Ariana Far's column in The Iranian touched me by bringing up some half-remembered thoughts of another Iranian college student back in the late '70s. Ali was one of my fraternity brothers, and easily one of the most popular ones, with his habitually sunny outlook, his good looks, his sense of humor, and his genuine enjoyment of the rest of us when in his company. His family had money, it seemed, which was a boon to our chapter which always struggled to make ends meet financially. We had a diverse house, with whites, blacks, jocks, Southerners, Jews, and even one odd Filipino, but his being Iranian at the time of the fall of the Shah seemed to be a distinction of another sort.
I remember that someone in the house learned to weld, and so it happened that one day, in a corner next to the pool table, a six-foot high steel sculpture of a man appeared. Ali explained to us that this was the "Shah of Iron." Now that was just plain cool.
Another memory was of a time in my senior year when I was in that same room studying for an Astronomy course I didn't much care about. Ali came in all jokey and boisterous, and for some reason I cannot remember I got all ticked off at him and actually heaved my textbook in his direction, splitting its spine. He told me off then, but I don't think I apologized to him for my unusual fit of temper.

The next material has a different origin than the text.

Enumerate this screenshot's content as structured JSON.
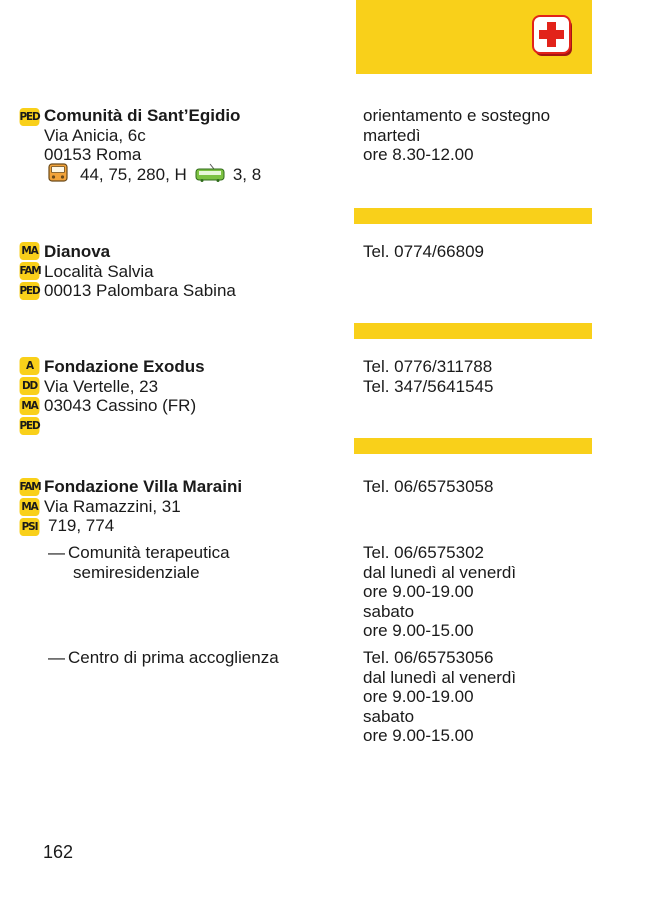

A couple of years after I graduated in 1980, word came back that Ali had gone back home to his hometown of Abadan in Iran and was put into Ayatollah Khomeini's army. He died fighting the Iraqis maybe twenty-two years of age.
Since then I have had other friends from the Middle East (even including one who was Persian and Jewish), but when I think of that place, I usually think of Ali Mohammedi. Sorry, old friend.